July 2, 2016
When I learned that there will be yet another Tarzan movie this year, I was really puzzled why Hollywood keeps retelling this story and rebooting this character over and over again. I thought I will never go watch it. However when I saw the trailer, it looked so beautifully-made, so I became excited to watch it. The initial reviews I read had been bad, but the stunning visuals I saw in the trailer had greater weight on my decision to go judge this film myself.
It has been several years after Tarzan a.k.a. John Clayton III (Alexander Skarsgard) had returned to England and reclaimed the title of Lord Greystoke. One day, he was convinced by an American activist George Washington Williams (Samuel L. Jackson) to lead an expedition to investigate the reports that King Leopold of Belgium was enslaving the natives of the Congo to gain control over its precious gemstone mines via the ruthlessly cruel Capt. Leon Rom (Christoph Waltz).
While going back to Africa with Jane (Margot Robbie) on this new adventure was the main story, the film would also flashback into the past recounting the oft-told legend of Tarzan we are already quite familiar with. We see here yet again how the baby Tarzan was adopted by the female ape Kala and how he struggled growing up with the apes. We also get to see another version of how Tarzan met Jane Porter, among other memories, both good and bad.
The tall (1.94 m) Swedish actor Alexander Skarsgard bulked up for four months to achieve the Tarzan physique he proudly displayed in most of this film. His Tarzan is the epitome of the strong silent male, an unemotional man of action not words. He looked gracefully animalistic in his action scenes, be it running, fighting, or swinging on the vines. His Tarzan effectively struck an romantic chord in his scenes with his beautiful Jane.
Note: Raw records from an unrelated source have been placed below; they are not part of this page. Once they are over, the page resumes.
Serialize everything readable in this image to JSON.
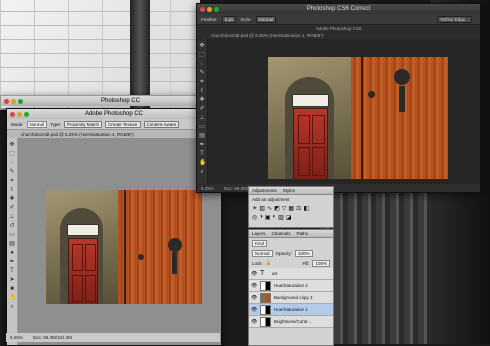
{
  "background_window": {
    "title": "Photoshop CC"
  },
  "cc_window": {
    "title": "Adobe Photoshop CC",
    "options": {
      "mode_label": "Mode:",
      "mode_value": "Normal",
      "type_label": "Type:",
      "type_value": "Proximity Match",
      "create_texture": "Create Texture",
      "content_aware": "Content-Aware"
    },
    "doc_tab": "churchdoorsdt.psd @ 6.25% (Hue/Saturation 1, RGB/8*)",
    "status": {
      "zoom": "6.25%",
      "doc": "Doc: 99.3M/161.2M"
    }
  },
  "cs6_window": {
    "title": "Adobe Photoshop CS6",
    "app_label": "Photoshop CS6 Correct",
    "options": {
      "feather_label": "Feather:",
      "feather_value": "0 px",
      "style_label": "Style:",
      "style_value": "Normal",
      "refine_edge": "Refine Edge..."
    },
    "doc_tab": "churchdoorsdt.psd @ 6.25% (Hue/Saturation 1, RGB/8*)",
    "status": {
      "zoom": "6.25%",
      "doc": "Doc: 99.3M/161.2M"
    }
  },
  "adjustments_panel": {
    "tabs": [
      "Adjustments",
      "Styles"
    ],
    "hint": "Add an adjustment"
  },
  "layers_panel": {
    "tabs": [
      "Layers",
      "Channels",
      "Paths"
    ],
    "kind": "Kind",
    "blend": "Normal",
    "opacity_label": "Opacity:",
    "opacity_value": "100%",
    "lock_label": "Lock:",
    "fill_label": "Fill:",
    "fill_value": "100%",
    "layers": [
      {
        "name": "art",
        "type": "text",
        "selected": false
      },
      {
        "name": "Hue/Saturation 2",
        "type": "adj",
        "selected": false
      },
      {
        "name": "Background copy 3",
        "type": "img",
        "selected": false
      },
      {
        "name": "Hue/Saturation 1",
        "type": "adj",
        "selected": true
      },
      {
        "name": "Brightness/Contr...",
        "type": "adj",
        "selected": false
      }
    ]
  },
  "colors": {
    "door_red": "#9c2a1f",
    "wood_orange": "#b4501e",
    "selection_blue": "#b3cbe8"
  }
}
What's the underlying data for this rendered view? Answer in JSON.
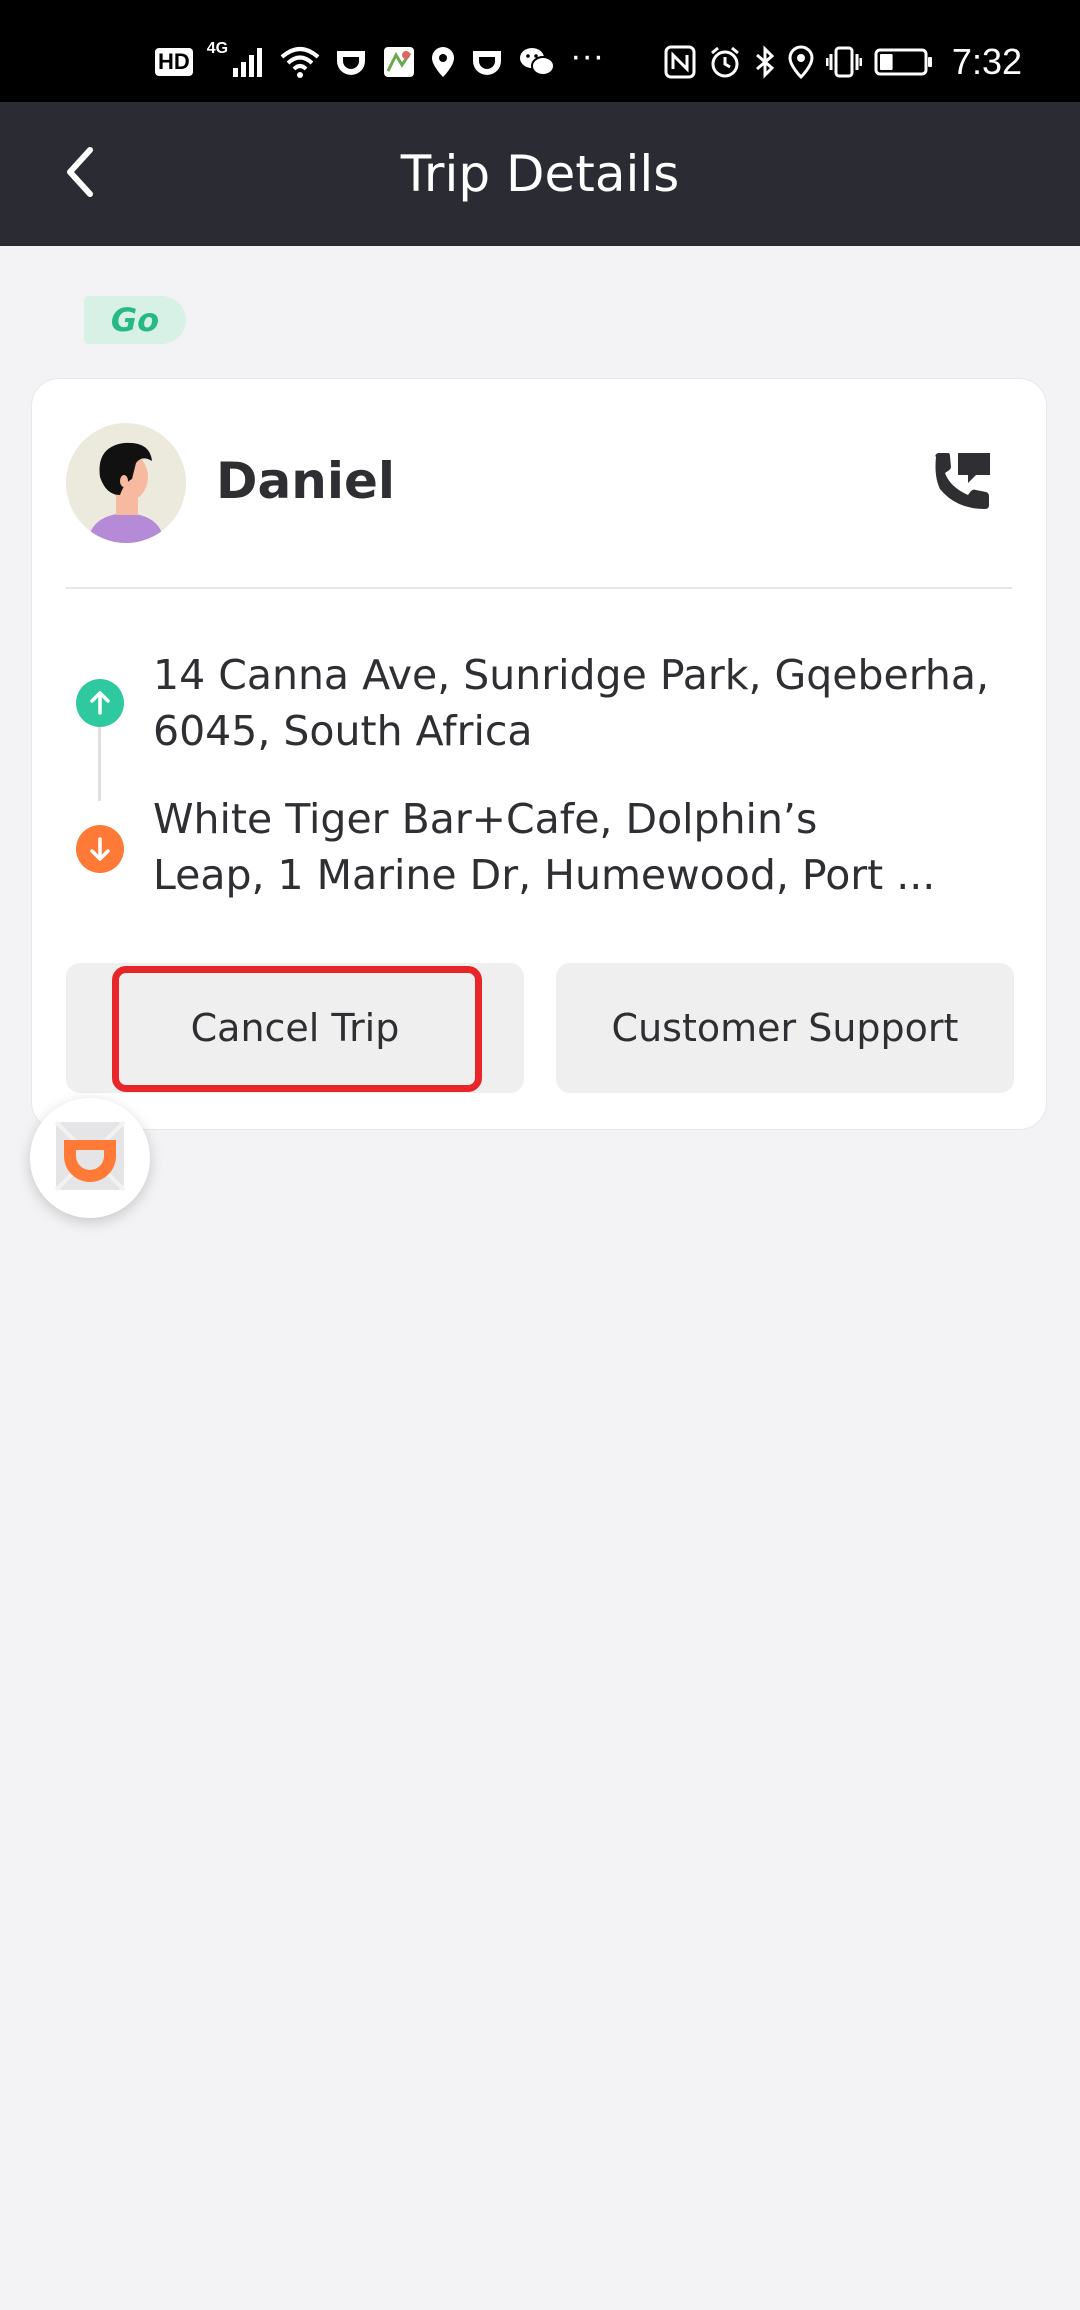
{
  "status_bar": {
    "hd_label": "HD",
    "network_label": "4G",
    "more_label": "···",
    "time": "7:32",
    "left_icons": [
      "hd-badge",
      "signal-icon",
      "wifi-icon",
      "didi-notification-icon",
      "maps-icon",
      "location-icon",
      "didi-notification-icon",
      "wechat-icon"
    ],
    "right_icons": [
      "nfc-icon",
      "alarm-icon",
      "bluetooth-icon",
      "location-icon",
      "vibrate-icon",
      "battery-icon"
    ],
    "battery_level": 0.3
  },
  "header": {
    "title": "Trip Details",
    "back_icon": "chevron-left-icon"
  },
  "service_badge": "Go",
  "driver": {
    "name": "Daniel",
    "avatar": "avatar-illustration",
    "call_icon": "phone-message-icon"
  },
  "route": {
    "pickup": "14 Canna Ave, Sunridge Park, Gqeberha, 6045, South Africa",
    "dropoff_line1": "White Tiger Bar+Cafe, Dolphin’s",
    "dropoff_line2": "Leap, 1 Marine Dr, Humewood, Port ..."
  },
  "actions": {
    "cancel_label": "Cancel Trip",
    "support_label": "Customer Support"
  },
  "floating_button_icon": "didi-logo-icon",
  "colors": {
    "status_bar_bg": "#000000",
    "app_bar_bg": "#2b2c33",
    "page_bg": "#f3f3f5",
    "go_badge_bg": "#d8f1e6",
    "go_badge_text": "#26b986",
    "pickup_dot": "#2fc9a0",
    "dropoff_dot": "#ff7a37",
    "highlight": "#e8262a",
    "didi_orange": "#ff7a37"
  }
}
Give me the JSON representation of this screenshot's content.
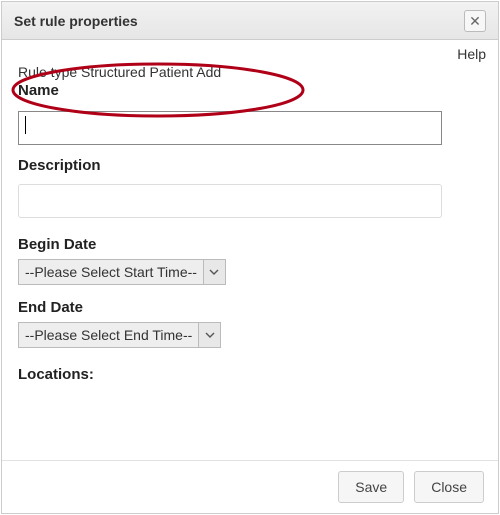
{
  "titlebar": {
    "title": "Set rule properties",
    "close_symbol": "✕"
  },
  "help": {
    "label": "Help"
  },
  "rule_type": {
    "prefix": "Rule type ",
    "value": "Structured Patient Add"
  },
  "form": {
    "name_label": "Name",
    "name_value": "",
    "description_label": "Description",
    "description_value": "",
    "begin_date_label": "Begin Date",
    "begin_date_selected": "--Please Select Start Time--",
    "end_date_label": "End Date",
    "end_date_selected": "--Please Select End Time--",
    "locations_label": "Locations:"
  },
  "footer": {
    "save_label": "Save",
    "close_label": "Close"
  }
}
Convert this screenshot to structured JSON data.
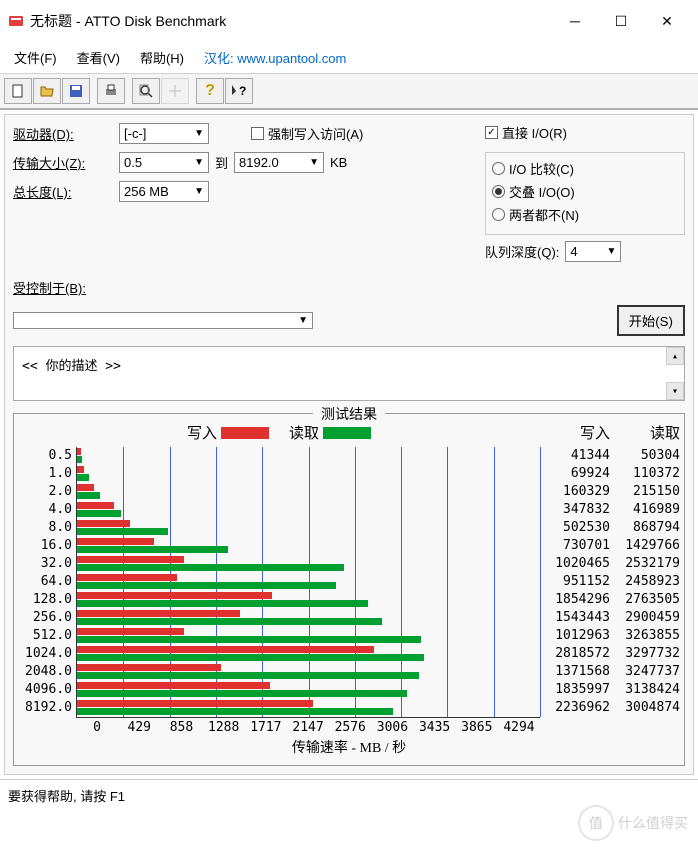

Because the central character Tarzan was so stoic, it was up to the characters around him to liven up the scenes with their more colorful characterizations. Margot Robbie was a spirited Jane who did not allow herself to be a damsel in distress, even when she was already in chains. Samuel L. Jackson provided most of the comic relief as a smart-aleck sidekick character who never seemed to lose his way in the jungle even if he could hardly keep with Tarzan. Christoph Waltz is already so stereotyped in these European villain roles that he seems to just be playing the same role over and over, but he does them so well.
The storytelling might be a tad slow for a such a predictable storyline with some cheesy dialog, but I did not really mind. I thought director David Yates (who also directed those fantastic last four Harry Potter films) did well in executing this film with his vital sense of imagery. While several scenes with the great apes gave a palpably hostile atmosphere of peril, those gentle scenes showing Tarzan interact with his old animal friends were a welcome respite.
The cinematography of the jungle was mesmerizing. The film editing and visual effects of the action scenes were exciting and spectacular. The visuals were excellent as the trailer promised. The 3D looked so good, definitely giving the action sequences that extra punch. It is fair to note though that the CG animals of the recent "The Jungle Book" movie still looked better than the animals here.
Anyhow, this film had my attention and I was entertained. I thought the iconic character of Tarzan was successfully rebooted for the modern generation in this film. Do catch this one on the big screen to fully appreciate its visual grandeur. 8/10.